Microsoft launched Xbox Music approximately a year ago, as Microsoft’s entry into the music-streaming industry. Currently, the service is available through Xbox 360 consoles, a Windows 8 app, and a version that allows subscribers to stream through their Web browsers. The service provides access to around 30 million songs, with a subscription costing about $10 a month or $100 a year.
On Sunday, Microsoft announced its plans to introduce Xbox Music applications for iOS and Android devices, as well as free streaming on the Web. With the new apps and free Web version of Xbox Music, the company is attempting to reach more users by allowing access to music through a wider variety of devices. Xbox has transitioned from a multi-player gaming system into a full entertainment service for customers.
Microsoft has decided to allow user’s access to unlimited Web streaming with ads for six months, and listening hours will be capped at 10 hours per month after the initial six month period. Xbox’s principal program manager, Scott Porter, explains that “It broadens out and completes the ubiquity that users expect from music.”
While Microsoft withheld information regarding how many users its service currently has, the Xbox Music mobile apps come after Google Inc. unveiled Google Play Music All Access, and Apple Inc. announced their preparation to launch its own service.
In addition, Microsoft plans to add more features to Xbox Music over the next few months, including a radio feature for the Web Player.
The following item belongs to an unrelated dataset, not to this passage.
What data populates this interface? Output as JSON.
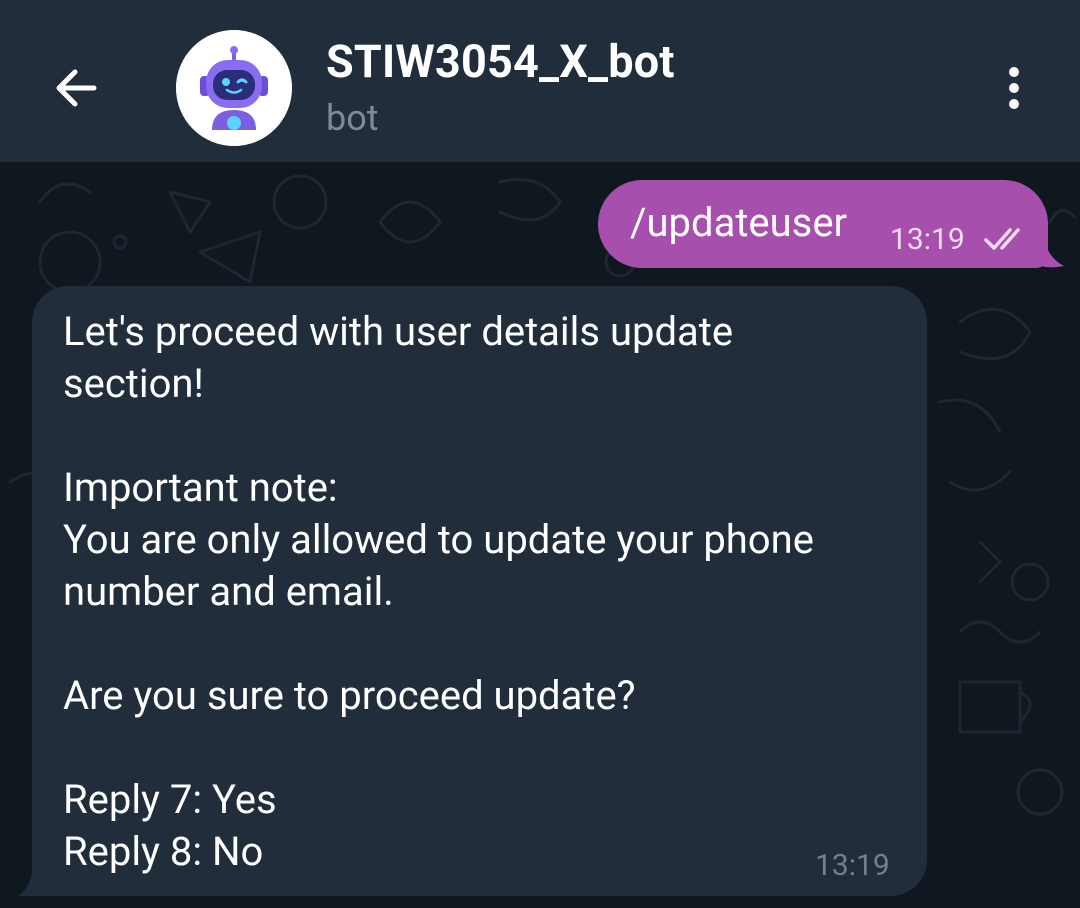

Microsoft said the Radio will offer “a quick and dynamic way to personalize your collection, discover new favorites, and create ultimate playlists by launching instant mixes based on your favorite artists.”
When the new version of Windows 8 is released this fall, its Xbox Music app will include a feature which allows users to create playlists from music Web pages they visit, simply by swiping the screen. If users are browsing a website such as Pitchfork, they can collect all the songs in a playlist with a single swipe motion.
Microsoft attempted to compete in the music business years ago with Zune MPS players, however, they couldn’t compete with Apple iPods and the company decided to discontinue the Zune MP3 devices in 2011.
“Your Professionalism with this situation at the Zero hour is definitely a rarity. Your team’s response was to take on a project that you had no prior knowledge of other than a customer was in a tight spot and needed assistance.”